**** GIVEN INFORMATION ****

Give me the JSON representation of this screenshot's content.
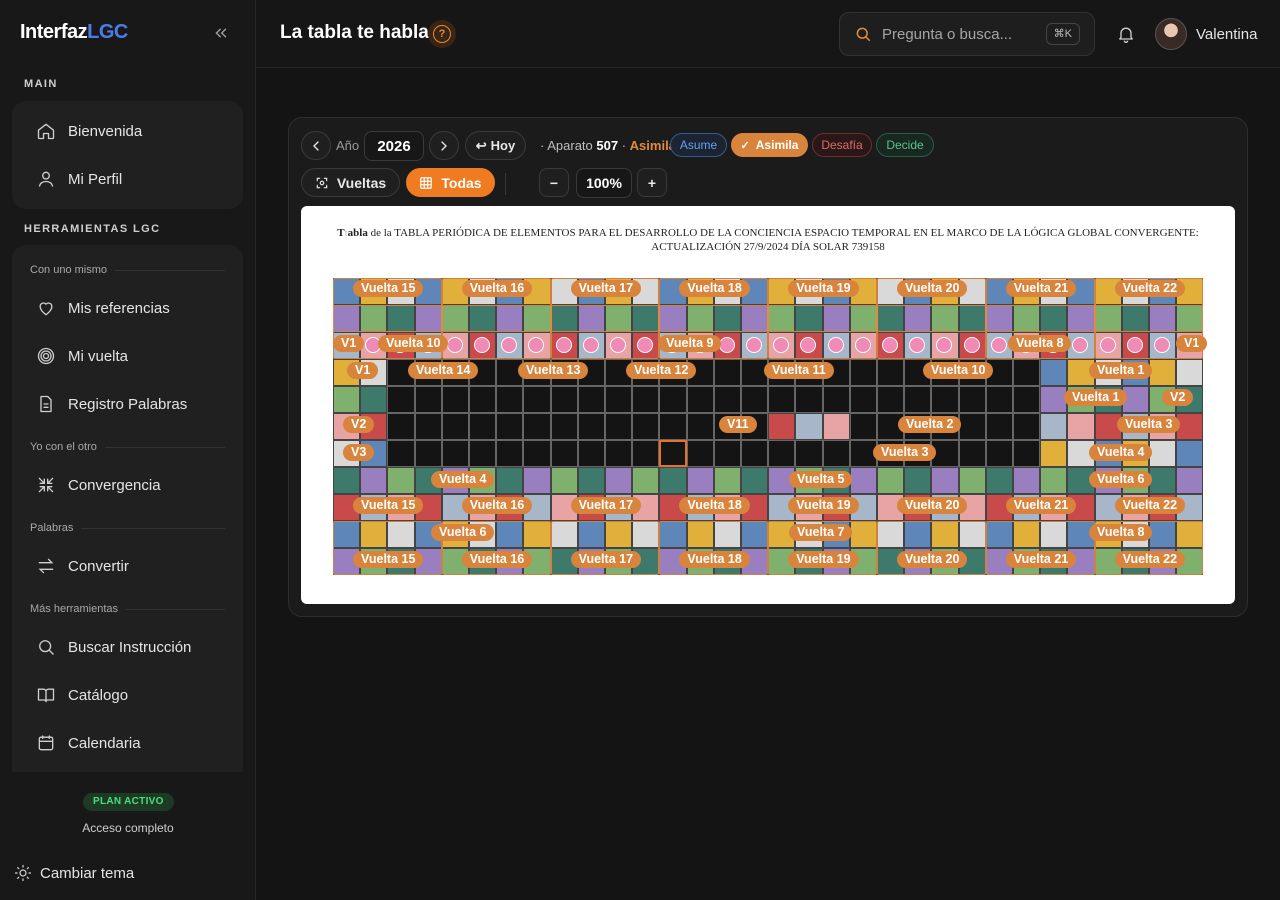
{
  "brand": {
    "name_main": "Interfaz",
    "name_accent": "LGC"
  },
  "sidebar": {
    "main_title": "MAIN",
    "main_items": [
      {
        "label": "Bienvenida",
        "icon": "home-icon"
      },
      {
        "label": "Mi Perfil",
        "icon": "user-icon"
      }
    ],
    "tools_title": "HERRAMIENTAS LGC",
    "groups": [
      {
        "label": "Con uno mismo",
        "items": [
          {
            "label": "Mis referencias",
            "icon": "heart-icon"
          },
          {
            "label": "Mi vuelta",
            "icon": "spiral-icon"
          },
          {
            "label": "Registro Palabras",
            "icon": "document-icon"
          }
        ]
      },
      {
        "label": "Yo con el otro",
        "items": [
          {
            "label": "Convergencia",
            "icon": "converge-icon"
          }
        ]
      },
      {
        "label": "Palabras",
        "items": [
          {
            "label": "Convertir",
            "icon": "swap-icon"
          }
        ]
      },
      {
        "label": "Más herramientas",
        "items": [
          {
            "label": "Buscar Instrucción",
            "icon": "search-icon"
          },
          {
            "label": "Catálogo",
            "icon": "book-icon"
          },
          {
            "label": "Calendaria",
            "icon": "calendar-icon"
          }
        ]
      }
    ],
    "plan_badge": "PLAN ACTIVO",
    "plan_sub": "Acceso completo",
    "theme_label": "Cambiar tema"
  },
  "header": {
    "title": "La tabla te habla",
    "search_placeholder": "Pregunta o busca...",
    "search_shortcut": "⌘K",
    "user_name": "Valentina"
  },
  "toolbar": {
    "year_label": "Año",
    "year": "2026",
    "today_label": "Hoy",
    "aparato_label": "Aparato",
    "aparato_value": "507",
    "aparato_mode": "Asimila",
    "filters": [
      "Asume",
      "Asimila",
      "Desafía",
      "Decide"
    ],
    "active_filter": "Asimila",
    "view_vueltas": "Vueltas",
    "view_todas": "Todas",
    "zoom": "100%"
  },
  "document": {
    "title_line1_prefix": "T",
    "title_line1_bold": "abla",
    "title_line1_rest": " de la TABLA PERIÓDICA DE ELEMENTOS PARA EL DESARROLLO DE LA CONCIENCIA ESPACIO TEMPORAL EN EL MARCO DE LA LÓGICA GLOBAL CONVERGENTE:",
    "title_line2": "ACTUALIZACIÓN 27/9/2024 DÍA SOLAR 739158"
  },
  "vuelta_labels": {
    "row_top": [
      "Vuelta 15",
      "Vuelta 16",
      "Vuelta 17",
      "Vuelta 18",
      "Vuelta 19",
      "Vuelta 20",
      "Vuelta 21",
      "Vuelta 22"
    ],
    "row_mid": [
      "V1",
      "Vuelta 10",
      "Vuelta 9",
      "Vuelta 8",
      "V1"
    ],
    "row_3": [
      "V1",
      "Vuelta 14",
      "Vuelta 13",
      "Vuelta 12",
      "Vuelta 11",
      "Vuelta 10",
      "Vuelta 1"
    ],
    "row_4": [
      "Vuelta 1",
      "V2"
    ],
    "row_5": [
      "V2",
      "V11",
      "Vuelta 2",
      "Vuelta 3"
    ],
    "row_6": [
      "V3",
      "Vuelta 3",
      "Vuelta 4"
    ],
    "row_7": [
      "Vuelta 4",
      "Vuelta 5",
      "Vuelta 6"
    ],
    "row_10": [
      "Vuelta 6",
      "Vuelta 7",
      "Vuelta 8"
    ]
  },
  "colors": {
    "accent": "#f07c22",
    "vuelta": "#d8843c",
    "brand_accent": "#4a7dea",
    "plan": "#4ade80"
  }
}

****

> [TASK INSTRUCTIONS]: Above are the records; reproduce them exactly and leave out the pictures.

> [YOUR SOLUTION]:
Give me the JSON representation of this screenshot's content.
{
  "brand": {
    "name_main": "Interfaz",
    "name_accent": "LGC"
  },
  "sidebar": {
    "main_title": "MAIN",
    "main_items": [
      {
        "label": "Bienvenida",
        "icon": "home-icon"
      },
      {
        "label": "Mi Perfil",
        "icon": "user-icon"
      }
    ],
    "tools_title": "HERRAMIENTAS LGC",
    "groups": [
      {
        "label": "Con uno mismo",
        "items": [
          {
            "label": "Mis referencias",
            "icon": "heart-icon"
          },
          {
            "label": "Mi vuelta",
            "icon": "spiral-icon"
          },
          {
            "label": "Registro Palabras",
            "icon": "document-icon"
          }
        ]
      },
      {
        "label": "Yo con el otro",
        "items": [
          {
            "label": "Convergencia",
            "icon": "converge-icon"
          }
        ]
      },
      {
        "label": "Palabras",
        "items": [
          {
            "label": "Convertir",
            "icon": "swap-icon"
          }
        ]
      },
      {
        "label": "Más herramientas",
        "items": [
          {
            "label": "Buscar Instrucción",
            "icon": "search-icon"
          },
          {
            "label": "Catálogo",
            "icon": "book-icon"
          },
          {
            "label": "Calendaria",
            "icon": "calendar-icon"
          }
        ]
      }
    ],
    "plan_badge": "PLAN ACTIVO",
    "plan_sub": "Acceso completo",
    "theme_label": "Cambiar tema"
  },
  "header": {
    "title": "La tabla te habla",
    "search_placeholder": "Pregunta o busca...",
    "search_shortcut": "⌘K",
    "user_name": "Valentina"
  },
  "toolbar": {
    "year_label": "Año",
    "year": "2026",
    "today_label": "Hoy",
    "aparato_label": "Aparato",
    "aparato_value": "507",
    "aparato_mode": "Asimila",
    "filters": [
      "Asume",
      "Asimila",
      "Desafía",
      "Decide"
    ],
    "active_filter": "Asimila",
    "view_vueltas": "Vueltas",
    "view_todas": "Todas",
    "zoom": "100%"
  },
  "document": {
    "title_line1_prefix": "T",
    "title_line1_bold": "abla",
    "title_line1_rest": " de la TABLA PERIÓDICA DE ELEMENTOS PARA EL DESARROLLO DE LA CONCIENCIA ESPACIO TEMPORAL EN EL MARCO DE LA LÓGICA GLOBAL CONVERGENTE:",
    "title_line2": "ACTUALIZACIÓN 27/9/2024 DÍA SOLAR 739158"
  },
  "vuelta_labels": {
    "row_top": [
      "Vuelta 15",
      "Vuelta 16",
      "Vuelta 17",
      "Vuelta 18",
      "Vuelta 19",
      "Vuelta 20",
      "Vuelta 21",
      "Vuelta 22"
    ],
    "row_mid": [
      "V1",
      "Vuelta 10",
      "Vuelta 9",
      "Vuelta 8",
      "V1"
    ],
    "row_3": [
      "V1",
      "Vuelta 14",
      "Vuelta 13",
      "Vuelta 12",
      "Vuelta 11",
      "Vuelta 10",
      "Vuelta 1"
    ],
    "row_4": [
      "Vuelta 1",
      "V2"
    ],
    "row_5": [
      "V2",
      "V11",
      "Vuelta 2",
      "Vuelta 3"
    ],
    "row_6": [
      "V3",
      "Vuelta 3",
      "Vuelta 4"
    ],
    "row_7": [
      "Vuelta 4",
      "Vuelta 5",
      "Vuelta 6"
    ],
    "row_10": [
      "Vuelta 6",
      "Vuelta 7",
      "Vuelta 8"
    ]
  },
  "colors": {
    "accent": "#f07c22",
    "vuelta": "#d8843c",
    "brand_accent": "#4a7dea",
    "plan": "#4ade80"
  }
}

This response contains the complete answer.